## WHAT THE TASK REQUIRES
Reproduce the entries that follow precisely, setting aside any images.

+++ DATA EXCERPTS +++

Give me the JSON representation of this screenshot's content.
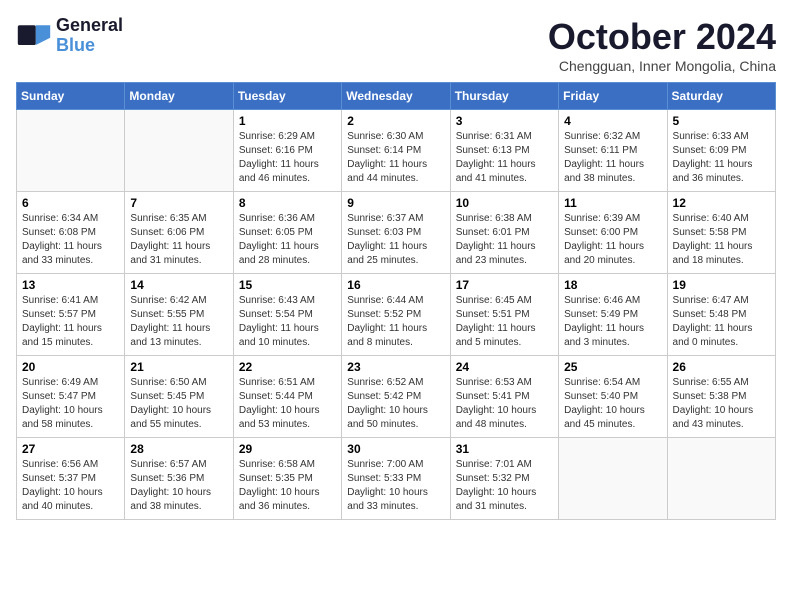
{
  "header": {
    "logo_line1": "General",
    "logo_line2": "Blue",
    "month_title": "October 2024",
    "location": "Chengguan, Inner Mongolia, China"
  },
  "days_of_week": [
    "Sunday",
    "Monday",
    "Tuesday",
    "Wednesday",
    "Thursday",
    "Friday",
    "Saturday"
  ],
  "weeks": [
    [
      {
        "day": "",
        "info": ""
      },
      {
        "day": "",
        "info": ""
      },
      {
        "day": "1",
        "info": "Sunrise: 6:29 AM\nSunset: 6:16 PM\nDaylight: 11 hours and 46 minutes."
      },
      {
        "day": "2",
        "info": "Sunrise: 6:30 AM\nSunset: 6:14 PM\nDaylight: 11 hours and 44 minutes."
      },
      {
        "day": "3",
        "info": "Sunrise: 6:31 AM\nSunset: 6:13 PM\nDaylight: 11 hours and 41 minutes."
      },
      {
        "day": "4",
        "info": "Sunrise: 6:32 AM\nSunset: 6:11 PM\nDaylight: 11 hours and 38 minutes."
      },
      {
        "day": "5",
        "info": "Sunrise: 6:33 AM\nSunset: 6:09 PM\nDaylight: 11 hours and 36 minutes."
      }
    ],
    [
      {
        "day": "6",
        "info": "Sunrise: 6:34 AM\nSunset: 6:08 PM\nDaylight: 11 hours and 33 minutes."
      },
      {
        "day": "7",
        "info": "Sunrise: 6:35 AM\nSunset: 6:06 PM\nDaylight: 11 hours and 31 minutes."
      },
      {
        "day": "8",
        "info": "Sunrise: 6:36 AM\nSunset: 6:05 PM\nDaylight: 11 hours and 28 minutes."
      },
      {
        "day": "9",
        "info": "Sunrise: 6:37 AM\nSunset: 6:03 PM\nDaylight: 11 hours and 25 minutes."
      },
      {
        "day": "10",
        "info": "Sunrise: 6:38 AM\nSunset: 6:01 PM\nDaylight: 11 hours and 23 minutes."
      },
      {
        "day": "11",
        "info": "Sunrise: 6:39 AM\nSunset: 6:00 PM\nDaylight: 11 hours and 20 minutes."
      },
      {
        "day": "12",
        "info": "Sunrise: 6:40 AM\nSunset: 5:58 PM\nDaylight: 11 hours and 18 minutes."
      }
    ],
    [
      {
        "day": "13",
        "info": "Sunrise: 6:41 AM\nSunset: 5:57 PM\nDaylight: 11 hours and 15 minutes."
      },
      {
        "day": "14",
        "info": "Sunrise: 6:42 AM\nSunset: 5:55 PM\nDaylight: 11 hours and 13 minutes."
      },
      {
        "day": "15",
        "info": "Sunrise: 6:43 AM\nSunset: 5:54 PM\nDaylight: 11 hours and 10 minutes."
      },
      {
        "day": "16",
        "info": "Sunrise: 6:44 AM\nSunset: 5:52 PM\nDaylight: 11 hours and 8 minutes."
      },
      {
        "day": "17",
        "info": "Sunrise: 6:45 AM\nSunset: 5:51 PM\nDaylight: 11 hours and 5 minutes."
      },
      {
        "day": "18",
        "info": "Sunrise: 6:46 AM\nSunset: 5:49 PM\nDaylight: 11 hours and 3 minutes."
      },
      {
        "day": "19",
        "info": "Sunrise: 6:47 AM\nSunset: 5:48 PM\nDaylight: 11 hours and 0 minutes."
      }
    ],
    [
      {
        "day": "20",
        "info": "Sunrise: 6:49 AM\nSunset: 5:47 PM\nDaylight: 10 hours and 58 minutes."
      },
      {
        "day": "21",
        "info": "Sunrise: 6:50 AM\nSunset: 5:45 PM\nDaylight: 10 hours and 55 minutes."
      },
      {
        "day": "22",
        "info": "Sunrise: 6:51 AM\nSunset: 5:44 PM\nDaylight: 10 hours and 53 minutes."
      },
      {
        "day": "23",
        "info": "Sunrise: 6:52 AM\nSunset: 5:42 PM\nDaylight: 10 hours and 50 minutes."
      },
      {
        "day": "24",
        "info": "Sunrise: 6:53 AM\nSunset: 5:41 PM\nDaylight: 10 hours and 48 minutes."
      },
      {
        "day": "25",
        "info": "Sunrise: 6:54 AM\nSunset: 5:40 PM\nDaylight: 10 hours and 45 minutes."
      },
      {
        "day": "26",
        "info": "Sunrise: 6:55 AM\nSunset: 5:38 PM\nDaylight: 10 hours and 43 minutes."
      }
    ],
    [
      {
        "day": "27",
        "info": "Sunrise: 6:56 AM\nSunset: 5:37 PM\nDaylight: 10 hours and 40 minutes."
      },
      {
        "day": "28",
        "info": "Sunrise: 6:57 AM\nSunset: 5:36 PM\nDaylight: 10 hours and 38 minutes."
      },
      {
        "day": "29",
        "info": "Sunrise: 6:58 AM\nSunset: 5:35 PM\nDaylight: 10 hours and 36 minutes."
      },
      {
        "day": "30",
        "info": "Sunrise: 7:00 AM\nSunset: 5:33 PM\nDaylight: 10 hours and 33 minutes."
      },
      {
        "day": "31",
        "info": "Sunrise: 7:01 AM\nSunset: 5:32 PM\nDaylight: 10 hours and 31 minutes."
      },
      {
        "day": "",
        "info": ""
      },
      {
        "day": "",
        "info": ""
      }
    ]
  ]
}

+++

## REPLY
Give me the JSON representation of this screenshot's content.
{
  "header": {
    "logo_line1": "General",
    "logo_line2": "Blue",
    "month_title": "October 2024",
    "location": "Chengguan, Inner Mongolia, China"
  },
  "days_of_week": [
    "Sunday",
    "Monday",
    "Tuesday",
    "Wednesday",
    "Thursday",
    "Friday",
    "Saturday"
  ],
  "weeks": [
    [
      {
        "day": "",
        "info": ""
      },
      {
        "day": "",
        "info": ""
      },
      {
        "day": "1",
        "info": "Sunrise: 6:29 AM\nSunset: 6:16 PM\nDaylight: 11 hours and 46 minutes."
      },
      {
        "day": "2",
        "info": "Sunrise: 6:30 AM\nSunset: 6:14 PM\nDaylight: 11 hours and 44 minutes."
      },
      {
        "day": "3",
        "info": "Sunrise: 6:31 AM\nSunset: 6:13 PM\nDaylight: 11 hours and 41 minutes."
      },
      {
        "day": "4",
        "info": "Sunrise: 6:32 AM\nSunset: 6:11 PM\nDaylight: 11 hours and 38 minutes."
      },
      {
        "day": "5",
        "info": "Sunrise: 6:33 AM\nSunset: 6:09 PM\nDaylight: 11 hours and 36 minutes."
      }
    ],
    [
      {
        "day": "6",
        "info": "Sunrise: 6:34 AM\nSunset: 6:08 PM\nDaylight: 11 hours and 33 minutes."
      },
      {
        "day": "7",
        "info": "Sunrise: 6:35 AM\nSunset: 6:06 PM\nDaylight: 11 hours and 31 minutes."
      },
      {
        "day": "8",
        "info": "Sunrise: 6:36 AM\nSunset: 6:05 PM\nDaylight: 11 hours and 28 minutes."
      },
      {
        "day": "9",
        "info": "Sunrise: 6:37 AM\nSunset: 6:03 PM\nDaylight: 11 hours and 25 minutes."
      },
      {
        "day": "10",
        "info": "Sunrise: 6:38 AM\nSunset: 6:01 PM\nDaylight: 11 hours and 23 minutes."
      },
      {
        "day": "11",
        "info": "Sunrise: 6:39 AM\nSunset: 6:00 PM\nDaylight: 11 hours and 20 minutes."
      },
      {
        "day": "12",
        "info": "Sunrise: 6:40 AM\nSunset: 5:58 PM\nDaylight: 11 hours and 18 minutes."
      }
    ],
    [
      {
        "day": "13",
        "info": "Sunrise: 6:41 AM\nSunset: 5:57 PM\nDaylight: 11 hours and 15 minutes."
      },
      {
        "day": "14",
        "info": "Sunrise: 6:42 AM\nSunset: 5:55 PM\nDaylight: 11 hours and 13 minutes."
      },
      {
        "day": "15",
        "info": "Sunrise: 6:43 AM\nSunset: 5:54 PM\nDaylight: 11 hours and 10 minutes."
      },
      {
        "day": "16",
        "info": "Sunrise: 6:44 AM\nSunset: 5:52 PM\nDaylight: 11 hours and 8 minutes."
      },
      {
        "day": "17",
        "info": "Sunrise: 6:45 AM\nSunset: 5:51 PM\nDaylight: 11 hours and 5 minutes."
      },
      {
        "day": "18",
        "info": "Sunrise: 6:46 AM\nSunset: 5:49 PM\nDaylight: 11 hours and 3 minutes."
      },
      {
        "day": "19",
        "info": "Sunrise: 6:47 AM\nSunset: 5:48 PM\nDaylight: 11 hours and 0 minutes."
      }
    ],
    [
      {
        "day": "20",
        "info": "Sunrise: 6:49 AM\nSunset: 5:47 PM\nDaylight: 10 hours and 58 minutes."
      },
      {
        "day": "21",
        "info": "Sunrise: 6:50 AM\nSunset: 5:45 PM\nDaylight: 10 hours and 55 minutes."
      },
      {
        "day": "22",
        "info": "Sunrise: 6:51 AM\nSunset: 5:44 PM\nDaylight: 10 hours and 53 minutes."
      },
      {
        "day": "23",
        "info": "Sunrise: 6:52 AM\nSunset: 5:42 PM\nDaylight: 10 hours and 50 minutes."
      },
      {
        "day": "24",
        "info": "Sunrise: 6:53 AM\nSunset: 5:41 PM\nDaylight: 10 hours and 48 minutes."
      },
      {
        "day": "25",
        "info": "Sunrise: 6:54 AM\nSunset: 5:40 PM\nDaylight: 10 hours and 45 minutes."
      },
      {
        "day": "26",
        "info": "Sunrise: 6:55 AM\nSunset: 5:38 PM\nDaylight: 10 hours and 43 minutes."
      }
    ],
    [
      {
        "day": "27",
        "info": "Sunrise: 6:56 AM\nSunset: 5:37 PM\nDaylight: 10 hours and 40 minutes."
      },
      {
        "day": "28",
        "info": "Sunrise: 6:57 AM\nSunset: 5:36 PM\nDaylight: 10 hours and 38 minutes."
      },
      {
        "day": "29",
        "info": "Sunrise: 6:58 AM\nSunset: 5:35 PM\nDaylight: 10 hours and 36 minutes."
      },
      {
        "day": "30",
        "info": "Sunrise: 7:00 AM\nSunset: 5:33 PM\nDaylight: 10 hours and 33 minutes."
      },
      {
        "day": "31",
        "info": "Sunrise: 7:01 AM\nSunset: 5:32 PM\nDaylight: 10 hours and 31 minutes."
      },
      {
        "day": "",
        "info": ""
      },
      {
        "day": "",
        "info": ""
      }
    ]
  ]
}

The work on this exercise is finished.